══ WORKING DATA ══

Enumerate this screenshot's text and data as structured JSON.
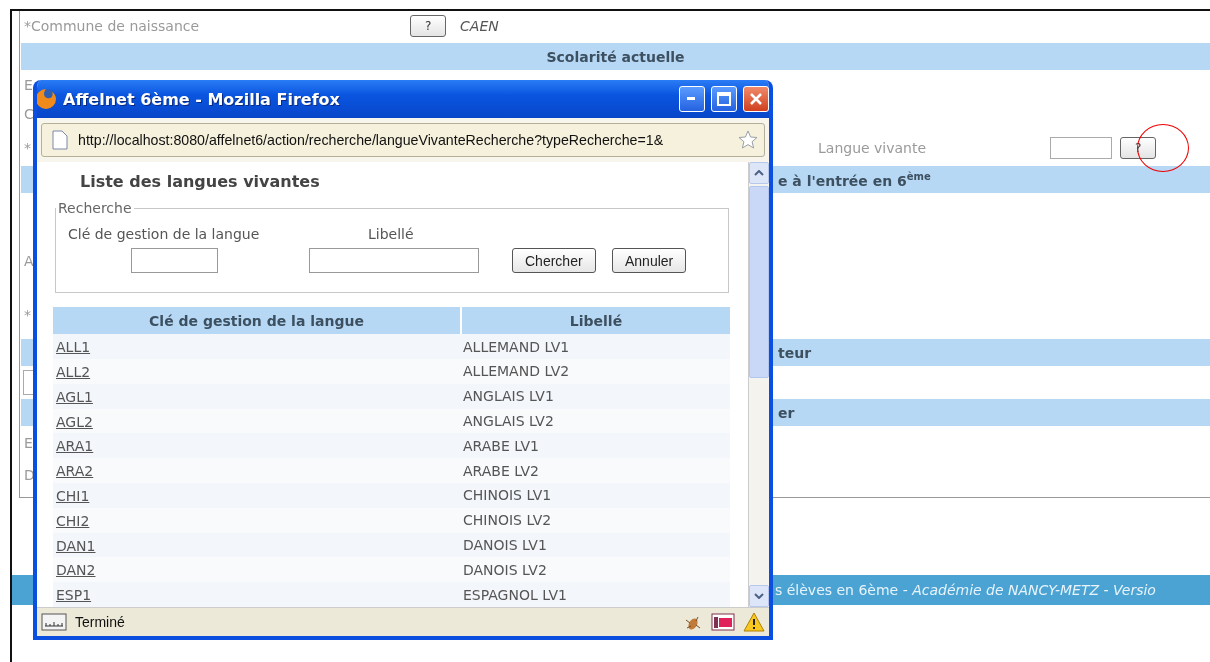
{
  "background": {
    "birth_commune": {
      "label": "*Commune de naissance",
      "button": "?",
      "value": "CAEN"
    },
    "section_current": {
      "title": "Scolarité actuelle"
    },
    "partial_labels_top": [
      "E",
      "C",
      "*"
    ],
    "language_field": {
      "label": "Langue vivante",
      "button": "?",
      "highlighted": true
    },
    "section_entry": {
      "title": "e à l'entrée en 6$^{ème}$"
    },
    "partial_labels_middle": [
      "A",
      "*"
    ],
    "section_third": {
      "title": "teur"
    },
    "section_fourth": {
      "title": "er"
    },
    "partial_labels_bottom": [
      "E",
      "D"
    ],
    "footer": {
      "text": "s élèves en 6ème - *Académie de NANCY-METZ - Versio*"
    }
  },
  "popup": {
    "title": "Affelnet 6ème - Mozilla Firefox",
    "url": "http://localhost:8080/affelnet6/action/recherche/langueVivanteRecherche?typeRecherche=1&",
    "heading": "Liste des langues vivantes",
    "search": {
      "legend": "Recherche",
      "fields": [
        {
          "label": "Clé de gestion de la langue"
        },
        {
          "label": "Libellé"
        }
      ],
      "buttons": [
        "Chercher",
        "Annuler"
      ]
    },
    "table": {
      "columns": [
        "Clé de gestion de la langue",
        "Libellé"
      ],
      "rows": [
        {
          "key": "ALL1",
          "label": "ALLEMAND LV1"
        },
        {
          "key": "ALL2",
          "label": "ALLEMAND LV2"
        },
        {
          "key": "AGL1",
          "label": "ANGLAIS LV1"
        },
        {
          "key": "AGL2",
          "label": "ANGLAIS LV2"
        },
        {
          "key": "ARA1",
          "label": "ARABE LV1"
        },
        {
          "key": "ARA2",
          "label": "ARABE LV2"
        },
        {
          "key": "CHI1",
          "label": "CHINOIS LV1"
        },
        {
          "key": "CHI2",
          "label": "CHINOIS LV2"
        },
        {
          "key": "DAN1",
          "label": "DANOIS LV1"
        },
        {
          "key": "DAN2",
          "label": "DANOIS LV2"
        },
        {
          "key": "ESP1",
          "label": "ESPAGNOL LV1"
        }
      ]
    },
    "status": "Terminé"
  }
}
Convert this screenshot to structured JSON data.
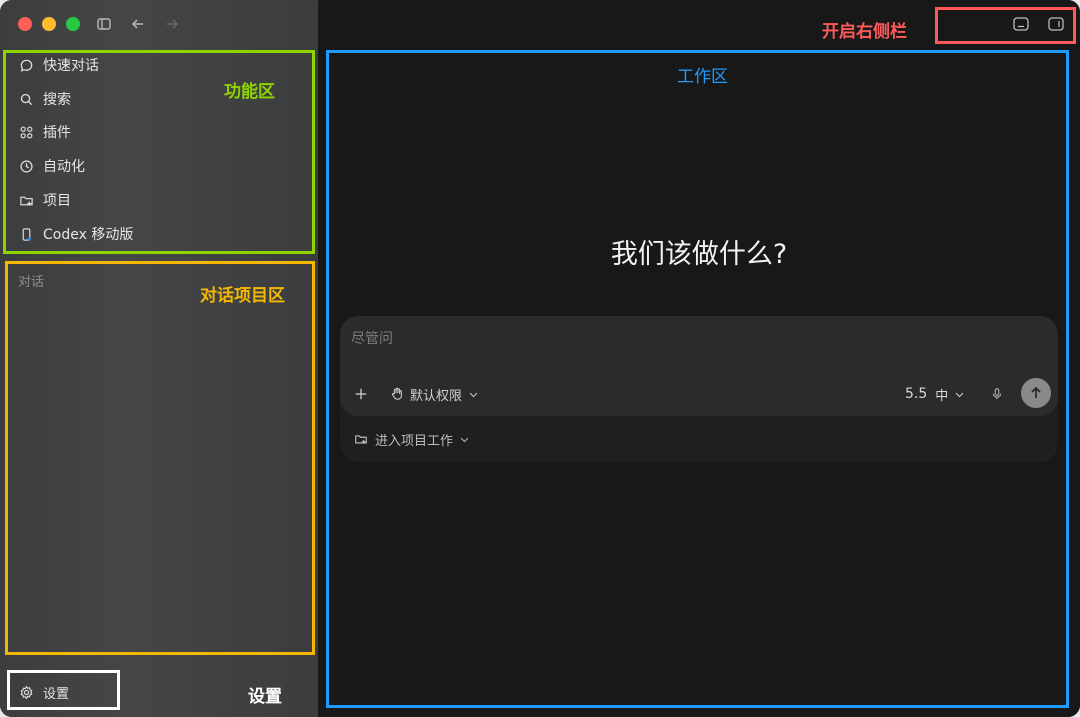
{
  "sidebar": {
    "items": [
      {
        "label": "快速对话",
        "icon": "chat-bubble-icon"
      },
      {
        "label": "搜索",
        "icon": "search-icon"
      },
      {
        "label": "插件",
        "icon": "plugins-grid-icon"
      },
      {
        "label": "自动化",
        "icon": "clock-icon"
      },
      {
        "label": "项目",
        "icon": "folder-add-icon"
      },
      {
        "label": "Codex 移动版",
        "icon": "mobile-phone-icon"
      }
    ],
    "section_label": "对话",
    "settings_label": "设置"
  },
  "annotations": {
    "function_area": "功能区",
    "conversation_area": "对话项目区",
    "settings": "设置",
    "workspace": "工作区",
    "right_sidebar": "开启右侧栏"
  },
  "main": {
    "heading": "我们该做什么?",
    "composer": {
      "placeholder": "尽管问",
      "permission_label": "默认权限",
      "model_version": "5.5",
      "model_speed": "中",
      "project_label": "进入项目工作"
    }
  },
  "colors": {
    "green": "#8fd400",
    "yellow": "#f5b800",
    "white": "#ffffff",
    "blue": "#1e9bff",
    "red": "#ff5a5a",
    "traffic_red": "#ff5f57",
    "traffic_yellow": "#febc2e",
    "traffic_green": "#28c840"
  }
}
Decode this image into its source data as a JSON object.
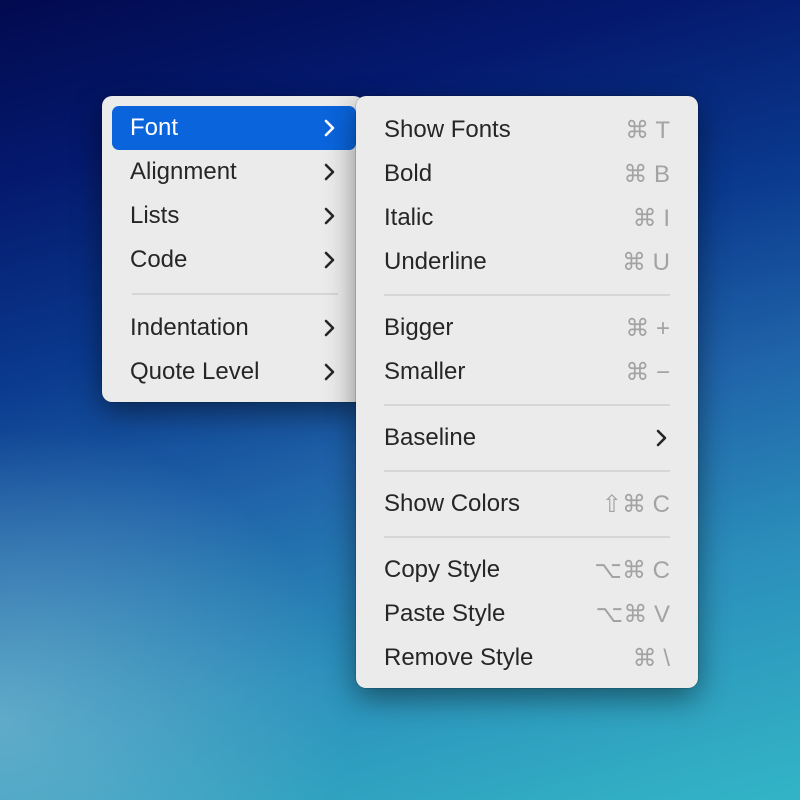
{
  "main_menu": {
    "groups": [
      [
        {
          "label": "Font",
          "selected": true,
          "submenu": true
        },
        {
          "label": "Alignment",
          "submenu": true
        },
        {
          "label": "Lists",
          "submenu": true
        },
        {
          "label": "Code",
          "submenu": true
        }
      ],
      [
        {
          "label": "Indentation",
          "submenu": true
        },
        {
          "label": "Quote Level",
          "submenu": true
        }
      ]
    ]
  },
  "font_submenu": {
    "items": [
      {
        "label": "Show Fonts",
        "shortcut": "⌘ T"
      },
      {
        "label": "Bold",
        "shortcut": "⌘ B"
      },
      {
        "label": "Italic",
        "shortcut": "⌘ I"
      },
      {
        "label": "Underline",
        "shortcut": "⌘ U"
      },
      {
        "label": "Bigger",
        "shortcut": "⌘ +"
      },
      {
        "label": "Smaller",
        "shortcut": "⌘ −"
      },
      {
        "label": "Baseline",
        "submenu": true
      },
      {
        "label": "Show Colors",
        "shortcut": "⇧⌘ C"
      },
      {
        "label": "Copy Style",
        "shortcut": "⌥⌘ C"
      },
      {
        "label": "Paste Style",
        "shortcut": "⌥⌘ V"
      },
      {
        "label": "Remove Style",
        "shortcut": "⌘ \\"
      }
    ]
  },
  "colors": {
    "selection": "#0a64dc",
    "menu_background": "#ebebeb",
    "shortcut_text": "#a3a3a3"
  }
}
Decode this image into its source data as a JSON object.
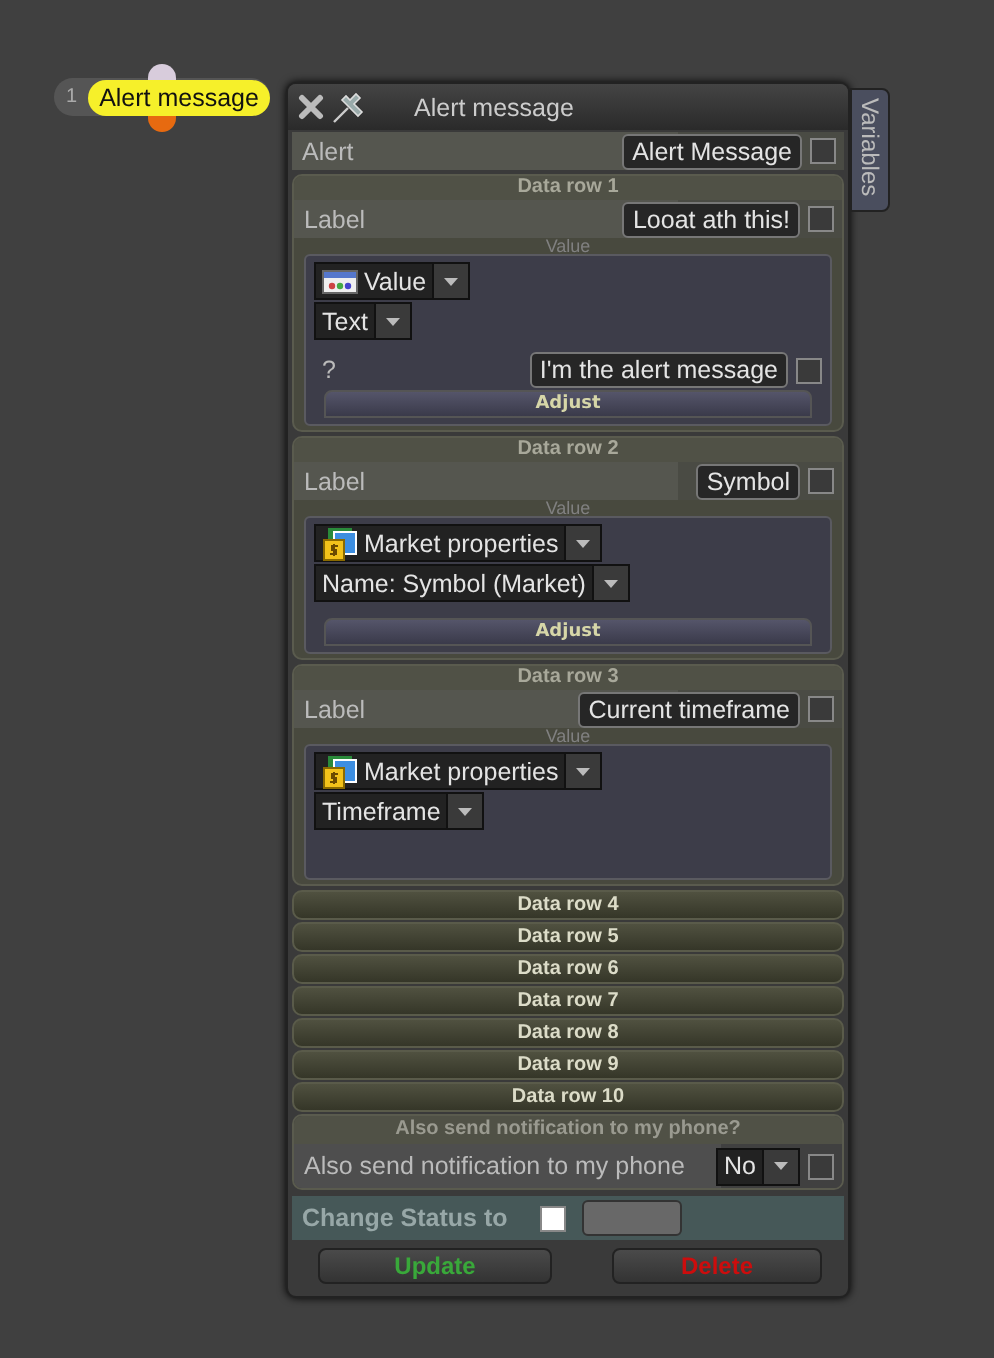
{
  "node": {
    "number": "1",
    "label": "Alert message"
  },
  "side_tab": {
    "label": "Variables"
  },
  "dialog": {
    "title": "Alert message",
    "alert": {
      "label": "Alert",
      "value": "Alert Message",
      "checked": false
    },
    "data_rows": [
      {
        "header": "Data row 1",
        "expanded": true,
        "label": "Label",
        "label_value": "Looat ath this!",
        "checked": false,
        "value_caption": "Value",
        "dropdowns": [
          {
            "kind": "value",
            "text": "Value"
          },
          {
            "kind": "plain",
            "text": "Text"
          }
        ],
        "param": {
          "label": "?",
          "value": "I'm the alert message",
          "checked": false
        },
        "button": "Adjust"
      },
      {
        "header": "Data row 2",
        "expanded": true,
        "label": "Label",
        "label_value": "Symbol",
        "checked": false,
        "value_caption": "Value",
        "dropdowns": [
          {
            "kind": "market",
            "text": "Market properties"
          },
          {
            "kind": "plain",
            "text": "Name: Symbol (Market)"
          }
        ],
        "button": "Adjust"
      },
      {
        "header": "Data row 3",
        "expanded": true,
        "label": "Label",
        "label_value": "Current timeframe",
        "checked": false,
        "value_caption": "Value",
        "dropdowns": [
          {
            "kind": "market",
            "text": "Market properties"
          },
          {
            "kind": "plain",
            "text": "Timeframe"
          }
        ]
      },
      {
        "header": "Data row 4",
        "expanded": false
      },
      {
        "header": "Data row 5",
        "expanded": false
      },
      {
        "header": "Data row 6",
        "expanded": false
      },
      {
        "header": "Data row 7",
        "expanded": false
      },
      {
        "header": "Data row 8",
        "expanded": false
      },
      {
        "header": "Data row 9",
        "expanded": false
      },
      {
        "header": "Data row 10",
        "expanded": false
      }
    ],
    "notification": {
      "header": "Also send notification to my phone?",
      "label": "Also send notification to my phone",
      "value": "No",
      "checked": false
    },
    "status": {
      "label": "Change Status to",
      "checked": false
    },
    "buttons": [
      {
        "kind": "update",
        "label": "Update"
      },
      {
        "kind": "delete",
        "label": "Delete"
      }
    ]
  }
}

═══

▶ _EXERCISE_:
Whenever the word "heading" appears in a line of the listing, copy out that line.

▶ _PROBLEM SOLUTION_:
    "heading": "Liste des langues vivantes",
    "heading": "我们该做什么?",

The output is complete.